▶ Action item
Using the data below, return all lines in which "Municipios" appears.

▶ Interface dataset entries

========================

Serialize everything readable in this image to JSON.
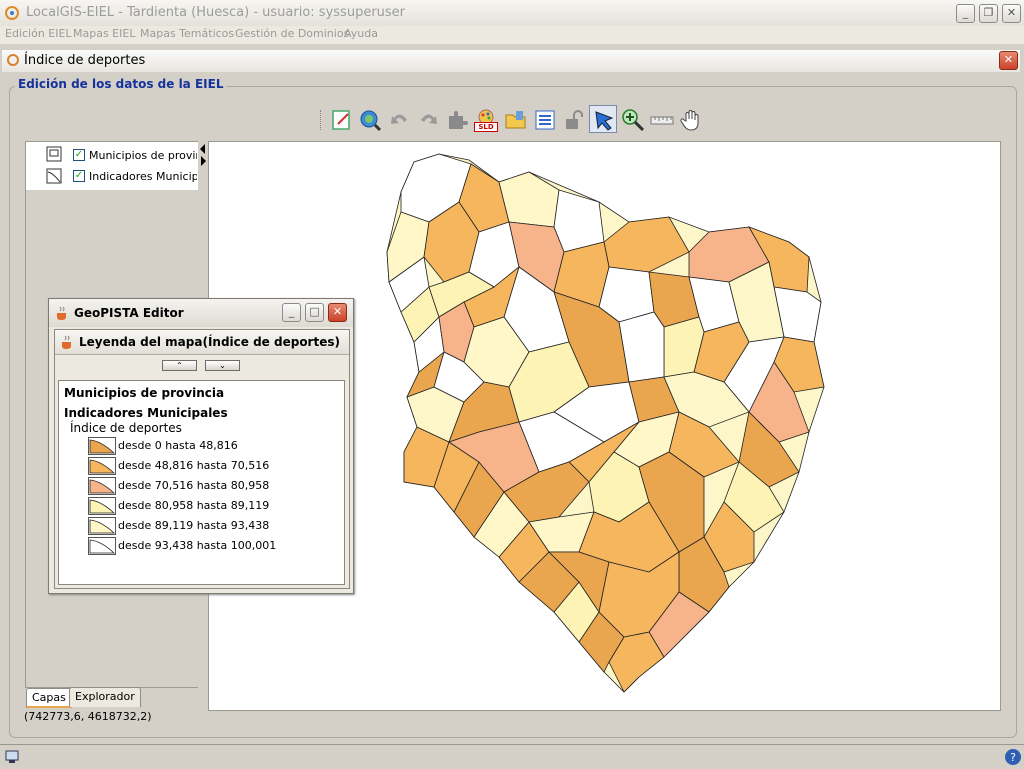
{
  "app": {
    "title": "LocalGIS-EIEL - Tardienta (Huesca) - usuario: syssuperuser",
    "menu": [
      "Edición EIEL",
      "Mapas EIEL",
      "Mapas Temáticos",
      "Gestión de Dominios",
      "Ayuda"
    ]
  },
  "frame": {
    "title": "Índice de deportes",
    "group_title": "Edición de los datos de la EIEL"
  },
  "toolbar": {
    "icons": [
      "edit-icon",
      "globe-search-icon",
      "undo-icon",
      "redo-icon",
      "puzzle-icon",
      "sld-icon",
      "folder-icon",
      "list-icon",
      "lock-icon",
      "select-arrow-icon",
      "zoom-in-icon",
      "ruler-icon",
      "pan-hand-icon"
    ],
    "sld_label": "SLD"
  },
  "layers": {
    "items": [
      {
        "label": "Municipios de provincia",
        "checked": true
      },
      {
        "label": "Indicadores Municipales",
        "checked": true
      }
    ],
    "tabs": [
      "Capas",
      "Explorador"
    ]
  },
  "status": {
    "coords": "(742773,6, 4618732,2)"
  },
  "legend": {
    "window_title": "GeoPISTA Editor",
    "panel_title": "Leyenda del mapa(Índice de deportes)",
    "heading1": "Municipios de provincia",
    "heading2": "Indicadores Municipales",
    "subheading": "Índice de deportes",
    "items": [
      {
        "label": "desde 0 hasta 48,816",
        "color": "#e9a64f"
      },
      {
        "label": "desde 48,816 hasta 70,516",
        "color": "#f5b65d"
      },
      {
        "label": "desde 70,516 hasta 80,958",
        "color": "#f7b48a"
      },
      {
        "label": "desde 80,958 hasta 89,119",
        "color": "#fdf3b4"
      },
      {
        "label": "desde 89,119 hasta 93,438",
        "color": "#fff7c8"
      },
      {
        "label": "desde 93,438 hasta 100,001",
        "color": "#ffffff"
      }
    ]
  }
}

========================

▶ Finished exercise
        "label": "Municipios de provincia",
    "heading1": "Municipios de provincia",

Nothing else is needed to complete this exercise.